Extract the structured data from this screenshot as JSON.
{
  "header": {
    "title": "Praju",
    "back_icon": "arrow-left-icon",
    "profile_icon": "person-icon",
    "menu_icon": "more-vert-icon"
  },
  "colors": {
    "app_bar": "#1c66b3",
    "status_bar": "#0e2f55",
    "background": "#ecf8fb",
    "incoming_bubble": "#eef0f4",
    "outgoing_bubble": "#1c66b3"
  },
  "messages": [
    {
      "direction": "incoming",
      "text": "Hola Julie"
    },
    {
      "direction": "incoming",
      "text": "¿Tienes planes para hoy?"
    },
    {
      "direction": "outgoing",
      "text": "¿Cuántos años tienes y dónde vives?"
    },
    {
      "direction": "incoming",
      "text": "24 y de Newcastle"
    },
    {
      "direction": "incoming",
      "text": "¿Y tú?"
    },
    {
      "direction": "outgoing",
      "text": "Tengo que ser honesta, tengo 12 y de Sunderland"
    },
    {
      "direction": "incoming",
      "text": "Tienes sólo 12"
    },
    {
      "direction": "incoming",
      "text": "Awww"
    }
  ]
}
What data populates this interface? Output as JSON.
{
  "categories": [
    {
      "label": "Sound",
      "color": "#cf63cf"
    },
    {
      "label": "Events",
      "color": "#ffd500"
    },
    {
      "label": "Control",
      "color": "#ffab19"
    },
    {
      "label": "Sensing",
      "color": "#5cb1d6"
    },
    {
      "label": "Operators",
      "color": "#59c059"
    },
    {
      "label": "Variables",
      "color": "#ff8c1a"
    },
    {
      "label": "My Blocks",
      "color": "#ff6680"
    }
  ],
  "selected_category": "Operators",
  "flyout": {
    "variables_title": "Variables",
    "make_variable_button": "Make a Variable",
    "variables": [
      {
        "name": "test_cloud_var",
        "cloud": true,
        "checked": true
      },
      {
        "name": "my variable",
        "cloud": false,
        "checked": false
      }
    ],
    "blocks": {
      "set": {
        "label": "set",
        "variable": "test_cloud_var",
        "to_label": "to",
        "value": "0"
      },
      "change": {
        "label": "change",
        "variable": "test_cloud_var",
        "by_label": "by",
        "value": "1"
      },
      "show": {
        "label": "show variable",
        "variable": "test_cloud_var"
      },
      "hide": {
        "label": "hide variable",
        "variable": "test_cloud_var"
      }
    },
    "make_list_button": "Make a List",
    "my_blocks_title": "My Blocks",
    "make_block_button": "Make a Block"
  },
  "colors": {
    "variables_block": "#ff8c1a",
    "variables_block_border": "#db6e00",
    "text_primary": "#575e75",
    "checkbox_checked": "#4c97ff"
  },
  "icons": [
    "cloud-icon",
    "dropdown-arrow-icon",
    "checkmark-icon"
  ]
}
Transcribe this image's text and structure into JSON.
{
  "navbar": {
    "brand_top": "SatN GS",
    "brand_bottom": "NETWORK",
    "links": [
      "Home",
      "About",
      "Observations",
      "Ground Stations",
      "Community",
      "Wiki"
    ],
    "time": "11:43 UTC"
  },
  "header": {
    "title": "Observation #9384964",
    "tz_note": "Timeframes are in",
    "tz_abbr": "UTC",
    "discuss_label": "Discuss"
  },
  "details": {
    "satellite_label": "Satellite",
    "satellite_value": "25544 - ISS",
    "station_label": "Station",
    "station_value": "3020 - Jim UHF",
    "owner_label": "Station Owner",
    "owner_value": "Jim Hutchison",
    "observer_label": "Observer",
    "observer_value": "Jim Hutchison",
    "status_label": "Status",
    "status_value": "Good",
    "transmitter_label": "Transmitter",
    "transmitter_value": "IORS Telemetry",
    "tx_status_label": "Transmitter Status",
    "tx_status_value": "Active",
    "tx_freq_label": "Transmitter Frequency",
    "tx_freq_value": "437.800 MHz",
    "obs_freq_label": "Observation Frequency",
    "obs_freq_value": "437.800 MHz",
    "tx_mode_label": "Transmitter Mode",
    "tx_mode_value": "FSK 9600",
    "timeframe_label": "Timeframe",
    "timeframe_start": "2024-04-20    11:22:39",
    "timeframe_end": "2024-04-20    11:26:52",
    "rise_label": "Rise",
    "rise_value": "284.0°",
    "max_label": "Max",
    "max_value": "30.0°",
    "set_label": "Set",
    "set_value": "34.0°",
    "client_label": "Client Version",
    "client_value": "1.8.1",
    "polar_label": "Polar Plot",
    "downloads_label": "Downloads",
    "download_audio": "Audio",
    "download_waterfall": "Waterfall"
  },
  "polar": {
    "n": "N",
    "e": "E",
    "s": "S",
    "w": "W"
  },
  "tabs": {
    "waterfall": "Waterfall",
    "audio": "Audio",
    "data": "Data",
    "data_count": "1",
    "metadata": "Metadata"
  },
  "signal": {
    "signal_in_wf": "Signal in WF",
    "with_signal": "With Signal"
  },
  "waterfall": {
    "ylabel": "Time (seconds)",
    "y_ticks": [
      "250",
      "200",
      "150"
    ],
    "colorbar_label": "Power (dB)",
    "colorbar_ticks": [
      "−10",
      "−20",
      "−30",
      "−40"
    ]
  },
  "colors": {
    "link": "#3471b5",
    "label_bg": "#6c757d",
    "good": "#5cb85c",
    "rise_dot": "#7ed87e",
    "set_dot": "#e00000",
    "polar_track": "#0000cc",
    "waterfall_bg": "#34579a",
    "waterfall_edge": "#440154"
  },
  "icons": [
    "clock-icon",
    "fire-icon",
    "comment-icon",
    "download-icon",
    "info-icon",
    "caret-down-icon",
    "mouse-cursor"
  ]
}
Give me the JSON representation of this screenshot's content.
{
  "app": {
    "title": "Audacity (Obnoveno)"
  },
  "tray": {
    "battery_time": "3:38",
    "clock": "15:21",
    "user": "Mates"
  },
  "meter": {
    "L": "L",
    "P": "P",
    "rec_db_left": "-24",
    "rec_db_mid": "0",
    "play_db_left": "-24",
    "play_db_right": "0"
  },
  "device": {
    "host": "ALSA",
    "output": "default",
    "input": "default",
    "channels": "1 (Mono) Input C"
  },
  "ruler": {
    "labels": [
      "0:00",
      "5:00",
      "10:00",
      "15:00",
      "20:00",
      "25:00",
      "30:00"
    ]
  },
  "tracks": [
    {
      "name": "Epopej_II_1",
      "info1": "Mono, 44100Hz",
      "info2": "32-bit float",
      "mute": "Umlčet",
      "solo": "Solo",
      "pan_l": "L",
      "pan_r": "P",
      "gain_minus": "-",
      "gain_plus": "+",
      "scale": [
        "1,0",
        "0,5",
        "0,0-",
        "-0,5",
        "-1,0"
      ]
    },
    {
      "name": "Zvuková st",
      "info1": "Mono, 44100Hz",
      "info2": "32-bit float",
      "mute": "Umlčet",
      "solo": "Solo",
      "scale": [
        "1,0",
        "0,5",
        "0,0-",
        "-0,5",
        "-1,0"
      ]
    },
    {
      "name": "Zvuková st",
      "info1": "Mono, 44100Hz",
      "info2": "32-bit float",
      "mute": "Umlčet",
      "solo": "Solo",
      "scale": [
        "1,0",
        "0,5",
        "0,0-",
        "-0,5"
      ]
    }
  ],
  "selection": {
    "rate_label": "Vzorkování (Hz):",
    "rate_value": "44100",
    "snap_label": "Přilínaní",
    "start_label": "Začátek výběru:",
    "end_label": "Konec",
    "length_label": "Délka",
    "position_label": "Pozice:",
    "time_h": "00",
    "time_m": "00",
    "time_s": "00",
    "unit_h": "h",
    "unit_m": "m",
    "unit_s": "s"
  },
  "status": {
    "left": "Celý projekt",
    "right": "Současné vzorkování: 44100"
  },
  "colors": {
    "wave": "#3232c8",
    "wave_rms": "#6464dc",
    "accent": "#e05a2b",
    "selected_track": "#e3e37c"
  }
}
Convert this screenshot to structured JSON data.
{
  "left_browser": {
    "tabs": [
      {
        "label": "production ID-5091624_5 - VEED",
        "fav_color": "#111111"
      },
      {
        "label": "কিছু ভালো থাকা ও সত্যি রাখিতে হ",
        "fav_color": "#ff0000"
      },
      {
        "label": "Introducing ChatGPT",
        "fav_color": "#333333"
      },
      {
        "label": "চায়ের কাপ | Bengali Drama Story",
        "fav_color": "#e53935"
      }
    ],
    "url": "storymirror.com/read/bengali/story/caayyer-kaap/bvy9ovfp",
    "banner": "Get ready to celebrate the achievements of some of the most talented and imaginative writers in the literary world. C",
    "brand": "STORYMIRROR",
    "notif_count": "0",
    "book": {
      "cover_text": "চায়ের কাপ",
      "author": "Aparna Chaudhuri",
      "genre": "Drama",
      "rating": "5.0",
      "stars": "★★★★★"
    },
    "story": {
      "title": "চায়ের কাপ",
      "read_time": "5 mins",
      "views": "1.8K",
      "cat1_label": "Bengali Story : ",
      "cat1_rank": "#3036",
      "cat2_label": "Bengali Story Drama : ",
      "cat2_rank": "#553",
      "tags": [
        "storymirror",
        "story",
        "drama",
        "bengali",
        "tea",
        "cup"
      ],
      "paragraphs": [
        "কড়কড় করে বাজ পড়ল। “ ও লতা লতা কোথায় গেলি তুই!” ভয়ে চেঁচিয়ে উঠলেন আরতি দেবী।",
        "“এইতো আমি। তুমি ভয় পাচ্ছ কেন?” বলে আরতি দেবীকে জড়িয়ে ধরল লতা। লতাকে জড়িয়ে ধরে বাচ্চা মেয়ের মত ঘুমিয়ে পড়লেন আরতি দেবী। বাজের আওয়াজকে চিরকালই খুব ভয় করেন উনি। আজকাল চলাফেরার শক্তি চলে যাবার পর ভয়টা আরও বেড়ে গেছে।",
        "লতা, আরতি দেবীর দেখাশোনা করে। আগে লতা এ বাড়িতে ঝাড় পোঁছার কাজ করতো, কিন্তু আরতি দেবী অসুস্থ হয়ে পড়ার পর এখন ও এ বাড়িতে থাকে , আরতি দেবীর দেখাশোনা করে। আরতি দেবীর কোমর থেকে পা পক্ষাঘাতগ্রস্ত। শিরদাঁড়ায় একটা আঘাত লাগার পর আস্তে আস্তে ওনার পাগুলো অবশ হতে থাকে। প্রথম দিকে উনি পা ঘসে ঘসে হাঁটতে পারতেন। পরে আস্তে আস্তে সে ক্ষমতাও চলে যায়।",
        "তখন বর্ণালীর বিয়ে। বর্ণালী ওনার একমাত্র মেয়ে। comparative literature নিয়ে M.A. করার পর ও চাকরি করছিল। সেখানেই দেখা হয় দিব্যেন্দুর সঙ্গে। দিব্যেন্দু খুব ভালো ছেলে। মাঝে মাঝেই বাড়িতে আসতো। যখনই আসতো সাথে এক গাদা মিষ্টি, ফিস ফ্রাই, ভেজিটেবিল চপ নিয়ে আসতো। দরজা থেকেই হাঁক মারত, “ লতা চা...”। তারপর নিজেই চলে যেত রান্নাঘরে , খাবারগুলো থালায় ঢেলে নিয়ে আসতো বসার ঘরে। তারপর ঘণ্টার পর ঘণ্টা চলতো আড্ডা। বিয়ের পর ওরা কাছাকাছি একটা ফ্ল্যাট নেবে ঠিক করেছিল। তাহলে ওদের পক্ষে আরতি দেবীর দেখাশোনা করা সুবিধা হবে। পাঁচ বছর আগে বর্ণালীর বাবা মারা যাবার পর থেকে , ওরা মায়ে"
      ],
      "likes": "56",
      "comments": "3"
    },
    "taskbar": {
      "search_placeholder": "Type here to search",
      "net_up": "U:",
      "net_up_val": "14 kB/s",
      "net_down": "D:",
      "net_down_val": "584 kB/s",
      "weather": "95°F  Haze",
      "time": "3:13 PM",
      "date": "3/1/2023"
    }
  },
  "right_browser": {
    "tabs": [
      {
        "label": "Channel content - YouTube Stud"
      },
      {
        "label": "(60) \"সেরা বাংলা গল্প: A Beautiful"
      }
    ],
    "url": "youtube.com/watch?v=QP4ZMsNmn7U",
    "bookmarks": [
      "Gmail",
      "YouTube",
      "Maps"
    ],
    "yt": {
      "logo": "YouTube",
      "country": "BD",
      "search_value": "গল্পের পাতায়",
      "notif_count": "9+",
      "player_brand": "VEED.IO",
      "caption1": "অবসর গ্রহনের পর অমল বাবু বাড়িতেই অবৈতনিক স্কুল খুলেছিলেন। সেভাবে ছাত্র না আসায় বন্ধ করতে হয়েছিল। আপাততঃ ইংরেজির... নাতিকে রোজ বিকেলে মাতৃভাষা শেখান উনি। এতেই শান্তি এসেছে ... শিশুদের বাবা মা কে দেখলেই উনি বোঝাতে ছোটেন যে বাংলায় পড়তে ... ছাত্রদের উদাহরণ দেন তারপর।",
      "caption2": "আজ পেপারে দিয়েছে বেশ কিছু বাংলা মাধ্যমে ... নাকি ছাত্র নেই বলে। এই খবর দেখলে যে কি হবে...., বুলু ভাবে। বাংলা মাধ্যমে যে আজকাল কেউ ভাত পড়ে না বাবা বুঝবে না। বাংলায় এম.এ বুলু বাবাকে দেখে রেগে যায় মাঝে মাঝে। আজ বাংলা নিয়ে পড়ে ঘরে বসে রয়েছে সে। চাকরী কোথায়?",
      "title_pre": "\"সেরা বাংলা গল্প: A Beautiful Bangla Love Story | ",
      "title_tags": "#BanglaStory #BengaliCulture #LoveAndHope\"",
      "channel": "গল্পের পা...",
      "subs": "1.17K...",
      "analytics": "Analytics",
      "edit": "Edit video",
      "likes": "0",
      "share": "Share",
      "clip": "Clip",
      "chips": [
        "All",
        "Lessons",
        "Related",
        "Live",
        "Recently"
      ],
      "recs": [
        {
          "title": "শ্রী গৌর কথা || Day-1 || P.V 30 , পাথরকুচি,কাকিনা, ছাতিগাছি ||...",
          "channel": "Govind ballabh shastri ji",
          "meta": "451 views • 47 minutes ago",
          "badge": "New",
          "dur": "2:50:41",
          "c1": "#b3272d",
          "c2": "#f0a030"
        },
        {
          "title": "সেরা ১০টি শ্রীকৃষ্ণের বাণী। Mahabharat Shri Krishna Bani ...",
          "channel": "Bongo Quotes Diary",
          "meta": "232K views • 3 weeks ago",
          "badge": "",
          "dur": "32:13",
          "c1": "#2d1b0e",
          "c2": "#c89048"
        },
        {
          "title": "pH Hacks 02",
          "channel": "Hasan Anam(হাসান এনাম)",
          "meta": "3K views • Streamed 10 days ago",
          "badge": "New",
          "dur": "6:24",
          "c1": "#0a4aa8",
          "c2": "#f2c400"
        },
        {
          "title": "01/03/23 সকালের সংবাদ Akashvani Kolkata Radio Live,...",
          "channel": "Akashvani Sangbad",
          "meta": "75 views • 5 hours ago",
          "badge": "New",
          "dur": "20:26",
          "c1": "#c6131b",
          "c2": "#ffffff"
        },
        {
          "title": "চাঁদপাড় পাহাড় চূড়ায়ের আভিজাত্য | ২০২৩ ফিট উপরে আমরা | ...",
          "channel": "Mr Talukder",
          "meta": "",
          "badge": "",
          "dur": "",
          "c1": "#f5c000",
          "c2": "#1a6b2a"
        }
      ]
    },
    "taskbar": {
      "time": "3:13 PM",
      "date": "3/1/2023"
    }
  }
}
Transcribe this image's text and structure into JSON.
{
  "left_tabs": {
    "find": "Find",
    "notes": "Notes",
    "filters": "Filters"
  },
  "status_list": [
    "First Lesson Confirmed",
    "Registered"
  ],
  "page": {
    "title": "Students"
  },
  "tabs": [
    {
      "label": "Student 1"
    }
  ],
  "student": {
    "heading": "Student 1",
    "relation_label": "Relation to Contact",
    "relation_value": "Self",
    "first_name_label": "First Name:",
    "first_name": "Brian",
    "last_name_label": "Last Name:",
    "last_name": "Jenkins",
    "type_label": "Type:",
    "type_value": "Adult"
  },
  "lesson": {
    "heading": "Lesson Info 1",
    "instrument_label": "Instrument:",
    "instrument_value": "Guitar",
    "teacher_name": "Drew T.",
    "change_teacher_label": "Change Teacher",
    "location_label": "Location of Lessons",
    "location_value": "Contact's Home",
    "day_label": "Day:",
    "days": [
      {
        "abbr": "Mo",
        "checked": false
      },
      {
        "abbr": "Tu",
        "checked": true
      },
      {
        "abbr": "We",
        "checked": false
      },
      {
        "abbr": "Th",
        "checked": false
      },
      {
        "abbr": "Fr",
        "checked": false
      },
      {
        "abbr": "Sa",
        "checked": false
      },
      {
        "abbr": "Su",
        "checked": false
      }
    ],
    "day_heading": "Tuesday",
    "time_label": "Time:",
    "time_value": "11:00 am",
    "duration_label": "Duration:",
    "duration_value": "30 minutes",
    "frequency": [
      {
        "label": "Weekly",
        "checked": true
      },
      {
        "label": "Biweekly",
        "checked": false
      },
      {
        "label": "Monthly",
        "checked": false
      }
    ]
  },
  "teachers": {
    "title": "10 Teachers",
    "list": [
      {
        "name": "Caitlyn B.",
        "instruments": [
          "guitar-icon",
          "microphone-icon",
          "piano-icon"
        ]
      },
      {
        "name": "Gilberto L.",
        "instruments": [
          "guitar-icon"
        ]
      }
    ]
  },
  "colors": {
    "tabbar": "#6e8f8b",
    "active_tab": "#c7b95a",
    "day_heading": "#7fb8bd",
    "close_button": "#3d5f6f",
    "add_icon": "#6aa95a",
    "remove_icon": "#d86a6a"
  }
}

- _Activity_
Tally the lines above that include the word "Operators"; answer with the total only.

- _Result of the task_
2